“Uneasy lies the head that wears a crown,” wrote Shakespeare.
In today’s sports lingo, that means “everyone wants to beat the champ.”
That’s certainly the case when Mount Vernon native Chris Page drives in harness races at Scioto Downs near Columbus.
Page was the champion driver at Scioto in 2009 and he’s defending that title this year. The other drivers love to beat a horse that Page drives because they know they’re beating the track’s best. With two months left in the season, Page is once again the leading driver at Scioto Downs and is favored to win the title again.
In fact, the 26-year-old Page is one of the hottest young harness drivers in the United States. He is expected to compete in many races at the upcoming Knox County Fair.
The fairgrounds is where Page got his start with horses. He spent countless hours there helping his uncle, Roger Hall, starting when he was just a youngster. The love of racing runs in Chris Page’s blood.
“Uncle Roger is a hobby horseman,” he says. “He’s got a few broodmares. My cousins Tom and Erik are into racing, too. Erik is a mailman, but he trains horses.”
The Halls always had a few horses at the Knox County fairgrounds.
“I used to go out there every Saturday,” recalls Page, who still lives in Mount Vernon. “Then in the summers I’d be out there every day and go off to the races with them.”
In middle school, he played quarterback on the football team, but gave up the sport later because summer practices interfered with his time with the horses.
Many men in his family have been machinists and Page went to the Knox County Career Center with thoughts of pursuing that trade, but the love of horses won out. He studied equine science after high school and then served as an assistant to an equine veterinarian working at tracks.
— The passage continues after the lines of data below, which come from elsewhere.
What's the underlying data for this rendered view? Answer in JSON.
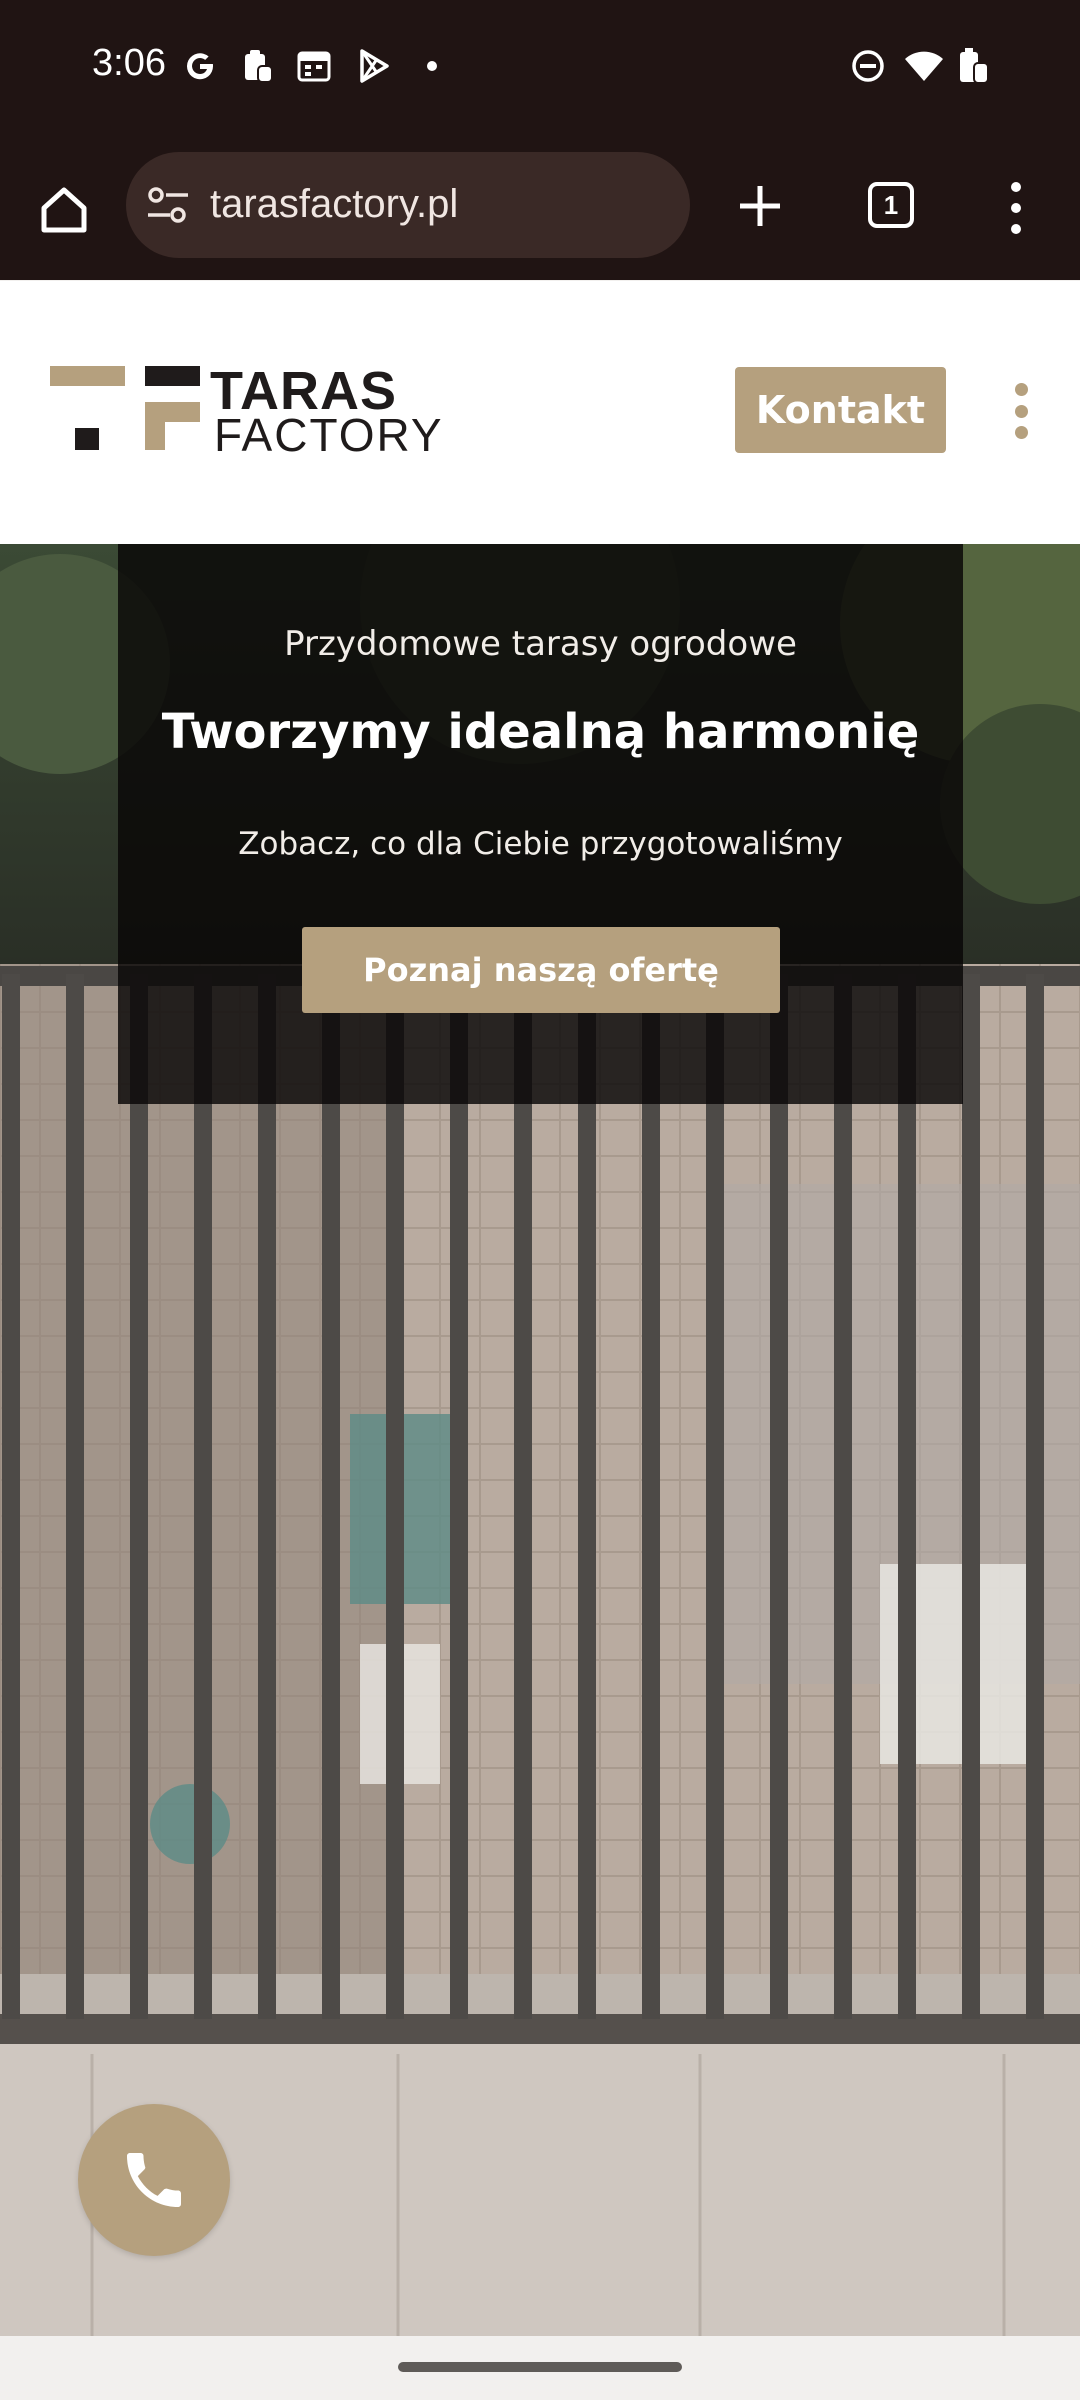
{
  "status_bar": {
    "time": "3:06",
    "left_icons": [
      "google-icon",
      "clipboard-icon",
      "calendar-icon",
      "play-store-icon",
      "dot-icon"
    ],
    "right_icons": [
      "dnd-icon",
      "wifi-icon",
      "battery-icon"
    ]
  },
  "browser": {
    "url": "tarasfactory.pl",
    "tab_count": "1"
  },
  "site": {
    "logo_line1": "TARAS",
    "logo_line2": "FACTORY",
    "contact_button": "Kontakt",
    "brand_color": "#b5a07e"
  },
  "hero": {
    "kicker": "Przydomowe tarasy ogrodowe",
    "title": "Tworzymy idealną harmonię",
    "subtitle": "Zobacz, co dla Ciebie przygotowaliśmy",
    "cta": "Poznaj naszą ofertę"
  }
}
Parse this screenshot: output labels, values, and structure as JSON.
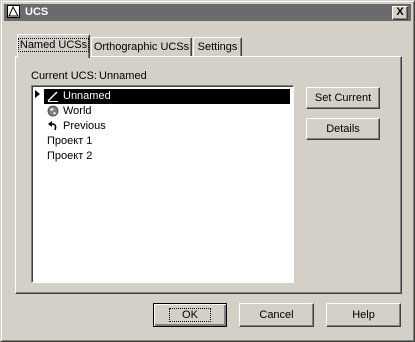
{
  "window": {
    "title": "UCS",
    "close_glyph": "X"
  },
  "tabs": [
    {
      "label": "Named UCSs",
      "active": true
    },
    {
      "label": "Orthographic UCSs",
      "active": false
    },
    {
      "label": "Settings",
      "active": false
    }
  ],
  "named_ucs": {
    "current_label": "Current UCS:",
    "current_value": "Unnamed",
    "items": [
      {
        "label": "Unnamed",
        "icon": "pencil-icon",
        "selected": true
      },
      {
        "label": "World",
        "icon": "globe-icon",
        "selected": false
      },
      {
        "label": "Previous",
        "icon": "undo-arrow-icon",
        "selected": false
      },
      {
        "label": "Проект 1",
        "icon": "",
        "selected": false
      },
      {
        "label": "Проект 2",
        "icon": "",
        "selected": false
      }
    ],
    "set_current_button": "Set Current",
    "details_button": "Details"
  },
  "footer": {
    "ok": "OK",
    "cancel": "Cancel",
    "help": "Help"
  },
  "colors": {
    "titlebar": "#6b6b6b",
    "face": "#d4d0c8",
    "selection": "#000000"
  }
}
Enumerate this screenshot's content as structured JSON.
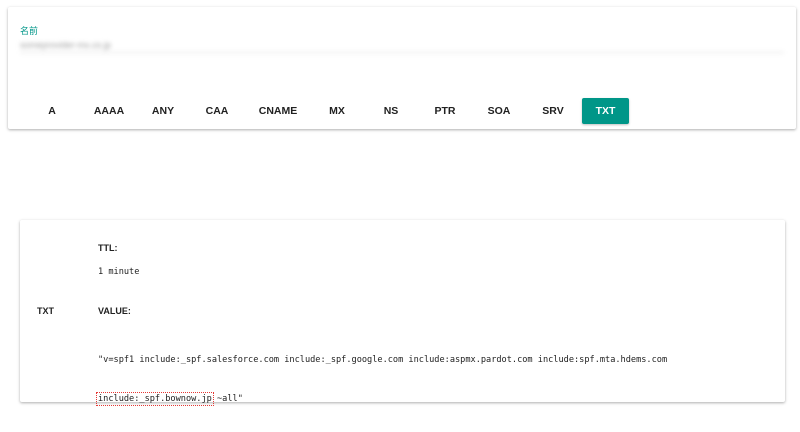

“I learned a lot about lameness in horses and how to fix leg problems working with the vet,” Page says.
His real goal, however, was to become a successful driver. He watched video replays of races endlessly, and picked up pointers.
“I’d watch races from the Meadowlands track in New Jersey,” he said. “They have the best horses, best drivers, best trainers, and I’d follow my favorite driver, John Campbell, to see how he drove. He’s a real class act.”
Page picked his role model well. Campbell, now 55, has won every major event in harness racing, many of them several times. He’s won more than 10,000 races and horses he’s driven have earned more than $270 million.
Page’s mother knows the ups and downs of racing and advised her son to keep horses as a hobby instead of a livelihood, but once he started driving his talents became apparent.
Page won his first race at the Champaign County Fair in Urbana in 2001, driving Titanic Fella to victory by a nose.
His breakthrough year was 2006 when he won 85 times in 750 races. His talent was beginning to be noticed by other horsemen in the Buckeye State and they were calling upon Chris to drive their best horses.
Last year Page drove 1,737 races and took 351 trips to the winner’s circle, almost one per day. Horses he drove earned more than $1.4 million. It was his best year by far and he achieved a Universal Driving Rating (comparable to a batting average in baseball) of .326.
Page’s style of driving is aggressive, often because he’s driving the favorite in a race and feels that he must give the horse a chance to win. You seldom see a horse driven by Chris Page lagging far back in the field; he wants to be mixing it up with leaders whenever possible.
“I just want to do my very best for the trainer, the guy who spends all week with this horse, paying the vet bills, the shoeing bills,” says Page. “I want to put the horse in a position to win if it’s good enough to win.”
He realizes, of course, that each horse is different and must be driven according to its abilities. Some horses he races more conservatively.
Sitting in the sulky, the slender six-footer leans back to become more aerodynamic so that horse doesn’t have so much wind resistance.
Page drives himself as hard as he drives his horses. His schedule doesn’t allow much time for rest. Particularly during the summer, he’s on the go constantly, racing at Scioto Downs and Ohio county fairs. He then moves to other tracks when Scioto is closed.
“I think someone checked and even I was amazed at how many different tracks I’ve raced at,” says Page. “I’m running all the time and miss out on a lot of family activities because those usually take place on Friday or Saturday nights when I’m racing horses. I’d like to get established at one place where I can race year-round.”
He may, in fact, have to relocate to a track outside his native Buckeye State. Ohio racing has been hurt in recent years because neighboring states have raised purses and attracted better horses.
Page has driven horses for purses as high as $300,000 on more than one occasion at a track in Kentucky.
While Chris Page is constantly on the go these summer days, probably the best place to find him is in the winner’s circle wherever he’s racing. Wherever he goes, Chris Page sure doesn’t need a GPS to find the winner’s circle.